Bobby reluctantly agreed to give ELAHP a try and moved into one of their temporary apartments. After several months, he got permanent housing through the Boston Housing Authority. After this experience, Jim referred more of the older folks from the street to ELAHP. “I learned several important lessons from that early work with ELAHP,” he says. “I learned to look for a spark of resistance, resilience or independence from clients in shelters and on the streets. Agencies that are willing to house frail elders don’t want to place feisty elders; but clients like Bobby tend to fare better than those who sink underneath their homelessness and take whatever is offered to them. The difficult and demanding ones are also more determined that their story wasn’t going to end on the sidewalk or in shelter. It’s worth giving them a shot.”
He goes on to say, “I learned that giving clients what they need inevitably transforms program models and designs. That client-centered decision by Eileen, her staff and board really opened doors for homeless men and women who would not have had much chance of finding housing in the 1990’s. This transformed the program and enlivened partnerships with shelters and outreach providers.

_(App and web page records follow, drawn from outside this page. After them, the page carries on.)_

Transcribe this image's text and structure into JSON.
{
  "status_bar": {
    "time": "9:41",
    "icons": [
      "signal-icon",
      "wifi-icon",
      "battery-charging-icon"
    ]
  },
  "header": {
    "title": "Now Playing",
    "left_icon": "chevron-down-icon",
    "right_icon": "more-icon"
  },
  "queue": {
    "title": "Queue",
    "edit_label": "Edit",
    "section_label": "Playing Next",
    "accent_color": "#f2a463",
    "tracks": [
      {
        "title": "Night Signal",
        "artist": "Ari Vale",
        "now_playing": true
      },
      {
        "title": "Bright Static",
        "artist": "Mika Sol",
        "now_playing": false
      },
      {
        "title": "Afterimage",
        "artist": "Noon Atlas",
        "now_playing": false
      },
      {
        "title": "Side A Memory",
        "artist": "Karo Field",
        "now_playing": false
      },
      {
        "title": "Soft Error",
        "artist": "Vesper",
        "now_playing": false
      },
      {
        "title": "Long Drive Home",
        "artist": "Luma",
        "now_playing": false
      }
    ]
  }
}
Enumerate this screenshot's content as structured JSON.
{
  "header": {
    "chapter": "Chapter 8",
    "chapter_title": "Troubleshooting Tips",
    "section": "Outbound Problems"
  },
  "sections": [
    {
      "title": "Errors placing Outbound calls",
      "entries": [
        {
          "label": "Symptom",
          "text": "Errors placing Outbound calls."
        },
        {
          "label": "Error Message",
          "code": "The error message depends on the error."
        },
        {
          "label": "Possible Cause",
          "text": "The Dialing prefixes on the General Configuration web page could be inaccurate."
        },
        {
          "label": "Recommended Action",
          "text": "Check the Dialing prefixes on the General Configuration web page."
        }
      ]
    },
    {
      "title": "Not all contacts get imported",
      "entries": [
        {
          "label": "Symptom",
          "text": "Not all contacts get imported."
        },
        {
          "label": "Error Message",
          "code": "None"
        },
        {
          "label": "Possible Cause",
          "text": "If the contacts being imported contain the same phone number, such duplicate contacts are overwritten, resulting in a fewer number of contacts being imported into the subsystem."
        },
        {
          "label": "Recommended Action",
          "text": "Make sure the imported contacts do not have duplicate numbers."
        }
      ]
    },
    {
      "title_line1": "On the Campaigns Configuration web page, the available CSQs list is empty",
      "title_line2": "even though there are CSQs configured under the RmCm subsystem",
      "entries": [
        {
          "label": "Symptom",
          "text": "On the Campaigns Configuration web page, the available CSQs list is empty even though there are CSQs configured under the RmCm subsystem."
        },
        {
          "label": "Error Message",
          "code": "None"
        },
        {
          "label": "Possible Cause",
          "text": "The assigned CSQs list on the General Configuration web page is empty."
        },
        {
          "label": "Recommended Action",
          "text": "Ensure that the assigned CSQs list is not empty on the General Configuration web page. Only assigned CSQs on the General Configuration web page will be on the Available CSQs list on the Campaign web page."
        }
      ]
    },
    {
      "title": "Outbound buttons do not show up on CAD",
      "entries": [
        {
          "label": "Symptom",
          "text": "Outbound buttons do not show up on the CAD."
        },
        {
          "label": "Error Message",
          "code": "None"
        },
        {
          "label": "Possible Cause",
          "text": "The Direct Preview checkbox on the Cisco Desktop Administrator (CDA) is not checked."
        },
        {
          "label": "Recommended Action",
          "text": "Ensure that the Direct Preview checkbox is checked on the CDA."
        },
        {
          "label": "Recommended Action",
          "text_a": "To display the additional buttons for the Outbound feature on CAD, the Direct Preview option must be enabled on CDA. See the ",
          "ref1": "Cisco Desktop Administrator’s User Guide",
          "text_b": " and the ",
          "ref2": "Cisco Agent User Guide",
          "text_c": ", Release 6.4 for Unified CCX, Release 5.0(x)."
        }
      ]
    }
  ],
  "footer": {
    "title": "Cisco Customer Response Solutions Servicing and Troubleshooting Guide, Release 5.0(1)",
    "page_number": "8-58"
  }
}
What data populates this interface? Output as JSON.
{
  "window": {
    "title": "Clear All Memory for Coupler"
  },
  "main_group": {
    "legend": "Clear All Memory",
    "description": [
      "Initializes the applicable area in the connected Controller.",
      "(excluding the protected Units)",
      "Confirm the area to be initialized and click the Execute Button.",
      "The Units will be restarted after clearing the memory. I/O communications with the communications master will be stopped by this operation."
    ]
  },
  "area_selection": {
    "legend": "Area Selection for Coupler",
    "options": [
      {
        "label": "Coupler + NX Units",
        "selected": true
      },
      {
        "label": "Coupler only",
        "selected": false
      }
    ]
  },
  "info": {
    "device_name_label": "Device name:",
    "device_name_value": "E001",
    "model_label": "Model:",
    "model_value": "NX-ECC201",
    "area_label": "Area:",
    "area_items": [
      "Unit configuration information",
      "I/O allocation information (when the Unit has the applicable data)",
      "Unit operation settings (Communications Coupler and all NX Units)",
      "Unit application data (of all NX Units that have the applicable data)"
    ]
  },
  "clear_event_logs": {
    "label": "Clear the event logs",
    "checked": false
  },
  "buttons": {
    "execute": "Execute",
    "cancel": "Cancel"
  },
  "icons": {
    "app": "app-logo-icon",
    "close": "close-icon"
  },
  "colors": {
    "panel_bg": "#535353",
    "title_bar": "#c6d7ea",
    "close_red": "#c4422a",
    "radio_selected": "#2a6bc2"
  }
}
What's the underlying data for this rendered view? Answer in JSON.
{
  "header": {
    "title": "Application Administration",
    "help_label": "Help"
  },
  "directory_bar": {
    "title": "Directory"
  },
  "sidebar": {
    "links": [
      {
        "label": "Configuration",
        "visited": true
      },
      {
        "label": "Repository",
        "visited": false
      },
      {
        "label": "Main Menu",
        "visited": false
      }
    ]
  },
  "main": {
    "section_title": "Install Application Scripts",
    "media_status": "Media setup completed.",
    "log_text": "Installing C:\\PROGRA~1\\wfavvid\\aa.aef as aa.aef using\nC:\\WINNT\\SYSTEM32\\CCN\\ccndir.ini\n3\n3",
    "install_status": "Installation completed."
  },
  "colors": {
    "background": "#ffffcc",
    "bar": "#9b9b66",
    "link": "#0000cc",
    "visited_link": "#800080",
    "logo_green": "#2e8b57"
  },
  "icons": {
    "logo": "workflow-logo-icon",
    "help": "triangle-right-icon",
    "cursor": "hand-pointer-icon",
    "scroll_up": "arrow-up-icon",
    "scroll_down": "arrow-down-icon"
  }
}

It also had a ripple effect with other programs serving seniors. They began taking a ‘housing first’ approach with seniors before anyone had coined the term.”
Drawing on his experiences with ELAHP, Jim oversaw the Emergency Shelter Commission’s formation of a collaborative of outreach, elder-serving and housing agencies into what the Commission called the Elder Street Homeless Initiative. This partnership housed 85% of the city’s elderly homeless men and women who had been living on the streets. “I know I speak for everyone who participated in the Elder Street Homeless Initiative,” Jim says, “when I say that we are grateful to ELAHP for their path breaking work with this important homeless subpopulation. And given the demographics of baby boomers reaching age 65, many without much in the way of family or financial support, we need to keep these partnerships ready for another round.”